Dataset rows for apps and sites
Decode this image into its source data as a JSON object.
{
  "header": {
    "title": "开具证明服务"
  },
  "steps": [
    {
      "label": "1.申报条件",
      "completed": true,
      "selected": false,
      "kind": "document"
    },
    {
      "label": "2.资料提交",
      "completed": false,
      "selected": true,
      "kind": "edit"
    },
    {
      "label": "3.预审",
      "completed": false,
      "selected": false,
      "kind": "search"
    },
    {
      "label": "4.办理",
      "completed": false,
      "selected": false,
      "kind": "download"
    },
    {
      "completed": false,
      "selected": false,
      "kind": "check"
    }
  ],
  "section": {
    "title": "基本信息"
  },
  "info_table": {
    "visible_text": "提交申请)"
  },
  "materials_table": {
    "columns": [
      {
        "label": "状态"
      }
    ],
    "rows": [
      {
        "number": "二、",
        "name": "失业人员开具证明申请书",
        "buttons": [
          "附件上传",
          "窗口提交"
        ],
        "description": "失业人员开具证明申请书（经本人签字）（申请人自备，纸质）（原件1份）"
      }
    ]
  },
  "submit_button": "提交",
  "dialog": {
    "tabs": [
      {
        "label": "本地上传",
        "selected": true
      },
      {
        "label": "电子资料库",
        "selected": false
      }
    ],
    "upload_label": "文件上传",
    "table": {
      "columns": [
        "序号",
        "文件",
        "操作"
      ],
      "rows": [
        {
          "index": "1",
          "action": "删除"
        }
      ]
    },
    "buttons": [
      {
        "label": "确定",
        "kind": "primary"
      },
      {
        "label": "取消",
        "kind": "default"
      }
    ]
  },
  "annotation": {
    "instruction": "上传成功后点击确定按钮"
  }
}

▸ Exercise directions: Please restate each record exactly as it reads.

▸ Your solution:
Decode this image into its source data as a JSON object.
{
  "header": {
    "title": "开具证明服务"
  },
  "steps": [
    {
      "label": "1.申报条件",
      "completed": true,
      "selected": false,
      "kind": "document"
    },
    {
      "label": "2.资料提交",
      "completed": false,
      "selected": true,
      "kind": "edit"
    },
    {
      "label": "3.预审",
      "completed": false,
      "selected": false,
      "kind": "search"
    },
    {
      "label": "4.办理",
      "completed": false,
      "selected": false,
      "kind": "download"
    },
    {
      "completed": false,
      "selected": false,
      "kind": "check"
    }
  ],
  "section": {
    "title": "基本信息"
  },
  "info_table": {
    "visible_text": "提交申请)"
  },
  "materials_table": {
    "columns": [
      {
        "label": "状态"
      }
    ],
    "rows": [
      {
        "number": "二、",
        "name": "失业人员开具证明申请书",
        "buttons": [
          "附件上传",
          "窗口提交"
        ],
        "description": "失业人员开具证明申请书（经本人签字）（申请人自备，纸质）（原件1份）"
      }
    ]
  },
  "submit_button": "提交",
  "dialog": {
    "tabs": [
      {
        "label": "本地上传",
        "selected": true
      },
      {
        "label": "电子资料库",
        "selected": false
      }
    ],
    "upload_label": "文件上传",
    "table": {
      "columns": [
        "序号",
        "文件",
        "操作"
      ],
      "rows": [
        {
          "index": "1",
          "action": "删除"
        }
      ]
    },
    "buttons": [
      {
        "label": "确定",
        "kind": "primary"
      },
      {
        "label": "取消",
        "kind": "default"
      }
    ]
  },
  "annotation": {
    "instruction": "上传成功后点击确定按钮"
  }
}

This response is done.